The first project of PAIA’s is being conducted in Northern Greece, in the Valley of Anthemous River since 2020. It is a geoarchaeological attempt to reconstruct the human-environment relations in an alluvial part of the lower basin of discussed Valley. Therefore, its other name is known as “Buried Archaeology”, as this area was under heavy influence of the aggradation processes during the Holocene. The project’s time frame of interest is in the Early Holocene natural evolution of the landscape and the human intervention during the Neolithic, Bronze, and Early Iron Ages. The methodology used in the project assumes strictly geoarchaeological activities, such as vibra-corings, electrical resistivity tomography and laboratory analysis of sediments for palaeogeographical reconstructions.

This project is a continuation of earlier AVAP stages, since 2010. The previous activities was conducted under the direction of Ephorate of Antiquities of Thessaloniki Region with cooperation of Aristotle University in Thessaloniki and Adam Mickiewicz University as a participant. From 2020 the project is under the direction of Prof. Janusz Czebreszuk from the Faculty of Archaeology, Adam Mickiewicz University in Poznań, Poland and is being conducted in cooperation with Ephorate of Antiquities of Thessaloniki Region and the Aristotle University in Thessaloniki.

In the 2020 season, despite the COVID pandemic, the team of scientists from the Aristotle University in Thessaloniki under the supervision of Prof. Konstantinos Vouvalidis was able to conduct vibra-coring in the area of Toumba Loutra Thermis in the Lower Basin of the Valley. Two cores were obtained from the direct vicinity of the mound, reaching depth of more than 10 m below the ground level. The sediments are going to be analyzed by, among others, means of palynological, diatom, sedimentological and geochemical evaluation. This will produce a picture of a changing landscape around the Bronze Age tell and allow to understand the connection of the toumba with the Anthemous River and its changing course in the past.
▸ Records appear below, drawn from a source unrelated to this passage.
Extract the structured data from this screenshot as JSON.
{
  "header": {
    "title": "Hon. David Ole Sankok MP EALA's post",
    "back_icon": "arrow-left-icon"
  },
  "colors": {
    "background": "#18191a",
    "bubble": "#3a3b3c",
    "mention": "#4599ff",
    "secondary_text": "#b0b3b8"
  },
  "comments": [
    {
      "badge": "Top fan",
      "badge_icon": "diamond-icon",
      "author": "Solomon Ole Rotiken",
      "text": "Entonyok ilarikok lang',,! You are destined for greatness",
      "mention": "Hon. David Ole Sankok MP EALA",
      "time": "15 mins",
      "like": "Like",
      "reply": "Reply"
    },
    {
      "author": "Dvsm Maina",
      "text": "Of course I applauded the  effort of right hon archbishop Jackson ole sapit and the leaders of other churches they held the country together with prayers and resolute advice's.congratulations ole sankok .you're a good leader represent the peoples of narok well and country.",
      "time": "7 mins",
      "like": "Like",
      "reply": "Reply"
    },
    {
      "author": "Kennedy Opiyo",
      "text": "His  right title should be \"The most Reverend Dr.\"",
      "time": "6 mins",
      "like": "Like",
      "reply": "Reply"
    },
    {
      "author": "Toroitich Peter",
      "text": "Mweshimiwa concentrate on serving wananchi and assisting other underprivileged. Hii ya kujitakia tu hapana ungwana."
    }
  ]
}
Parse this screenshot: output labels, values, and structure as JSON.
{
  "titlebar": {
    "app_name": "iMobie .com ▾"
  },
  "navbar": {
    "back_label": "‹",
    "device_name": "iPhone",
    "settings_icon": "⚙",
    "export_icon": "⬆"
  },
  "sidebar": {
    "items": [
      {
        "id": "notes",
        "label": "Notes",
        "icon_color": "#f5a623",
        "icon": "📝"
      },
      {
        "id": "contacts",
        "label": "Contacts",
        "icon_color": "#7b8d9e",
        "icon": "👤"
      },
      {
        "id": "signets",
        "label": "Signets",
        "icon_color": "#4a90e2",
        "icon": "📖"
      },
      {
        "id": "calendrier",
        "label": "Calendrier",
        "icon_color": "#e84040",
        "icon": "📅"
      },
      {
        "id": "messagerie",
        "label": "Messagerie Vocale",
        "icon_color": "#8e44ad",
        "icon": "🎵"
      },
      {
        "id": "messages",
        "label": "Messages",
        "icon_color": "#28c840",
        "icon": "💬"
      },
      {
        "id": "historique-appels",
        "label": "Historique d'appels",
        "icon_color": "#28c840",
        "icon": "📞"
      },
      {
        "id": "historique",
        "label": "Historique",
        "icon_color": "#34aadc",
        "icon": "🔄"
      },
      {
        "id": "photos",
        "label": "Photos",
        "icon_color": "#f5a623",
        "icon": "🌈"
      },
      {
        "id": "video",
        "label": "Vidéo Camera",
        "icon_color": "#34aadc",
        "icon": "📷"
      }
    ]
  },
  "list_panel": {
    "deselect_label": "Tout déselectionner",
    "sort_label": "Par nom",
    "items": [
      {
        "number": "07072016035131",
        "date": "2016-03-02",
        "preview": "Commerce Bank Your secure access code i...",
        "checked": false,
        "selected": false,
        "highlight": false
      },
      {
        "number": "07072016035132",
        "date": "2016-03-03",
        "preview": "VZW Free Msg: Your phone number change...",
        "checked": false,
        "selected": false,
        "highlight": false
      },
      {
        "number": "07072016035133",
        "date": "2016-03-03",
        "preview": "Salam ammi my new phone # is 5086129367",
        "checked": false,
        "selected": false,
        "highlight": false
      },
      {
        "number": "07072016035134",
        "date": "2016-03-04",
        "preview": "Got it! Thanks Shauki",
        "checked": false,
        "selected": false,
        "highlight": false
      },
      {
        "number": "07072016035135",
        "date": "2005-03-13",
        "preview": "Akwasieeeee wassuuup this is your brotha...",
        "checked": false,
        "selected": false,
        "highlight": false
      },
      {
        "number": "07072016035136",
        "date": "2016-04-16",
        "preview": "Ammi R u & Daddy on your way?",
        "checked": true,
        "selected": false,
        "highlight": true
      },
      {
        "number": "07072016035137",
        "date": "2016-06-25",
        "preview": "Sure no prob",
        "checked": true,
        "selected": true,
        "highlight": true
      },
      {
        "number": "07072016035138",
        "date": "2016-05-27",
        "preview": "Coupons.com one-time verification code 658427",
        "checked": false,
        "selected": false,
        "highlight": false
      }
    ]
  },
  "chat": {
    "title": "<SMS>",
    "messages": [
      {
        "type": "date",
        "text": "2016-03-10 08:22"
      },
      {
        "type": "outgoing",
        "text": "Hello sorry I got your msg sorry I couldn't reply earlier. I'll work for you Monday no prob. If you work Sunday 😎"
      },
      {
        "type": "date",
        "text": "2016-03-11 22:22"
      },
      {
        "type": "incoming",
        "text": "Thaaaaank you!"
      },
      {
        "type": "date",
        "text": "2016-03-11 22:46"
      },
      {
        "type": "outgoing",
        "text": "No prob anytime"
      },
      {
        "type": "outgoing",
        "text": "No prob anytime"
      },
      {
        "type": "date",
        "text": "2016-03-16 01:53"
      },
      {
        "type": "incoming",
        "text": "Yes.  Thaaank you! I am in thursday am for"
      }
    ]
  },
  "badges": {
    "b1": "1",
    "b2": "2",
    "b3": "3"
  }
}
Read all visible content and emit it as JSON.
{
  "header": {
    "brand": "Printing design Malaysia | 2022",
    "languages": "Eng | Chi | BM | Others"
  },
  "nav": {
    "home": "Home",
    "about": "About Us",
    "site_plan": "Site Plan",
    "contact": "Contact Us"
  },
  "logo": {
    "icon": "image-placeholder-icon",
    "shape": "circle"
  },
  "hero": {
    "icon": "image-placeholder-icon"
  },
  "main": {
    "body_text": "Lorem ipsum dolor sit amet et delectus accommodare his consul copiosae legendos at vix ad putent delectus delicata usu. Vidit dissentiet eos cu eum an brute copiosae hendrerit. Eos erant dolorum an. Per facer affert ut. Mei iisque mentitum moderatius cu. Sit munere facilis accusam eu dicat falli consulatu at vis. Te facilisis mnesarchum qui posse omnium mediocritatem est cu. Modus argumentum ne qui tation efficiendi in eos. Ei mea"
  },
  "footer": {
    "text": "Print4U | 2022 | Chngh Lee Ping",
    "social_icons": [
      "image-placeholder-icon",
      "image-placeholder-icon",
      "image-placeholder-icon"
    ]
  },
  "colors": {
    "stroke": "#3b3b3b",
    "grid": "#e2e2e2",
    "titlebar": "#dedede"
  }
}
Team of scientists from the Aristotle University in Thessaloniki during the coring in Toumba Loutra Thermis (Photo. K. Vouavlidis)
Example of a sediments within the obtained core from the area of Toumba Loutra Thermis (Photo K. Vouvalidis)
fot. L. Pospieszny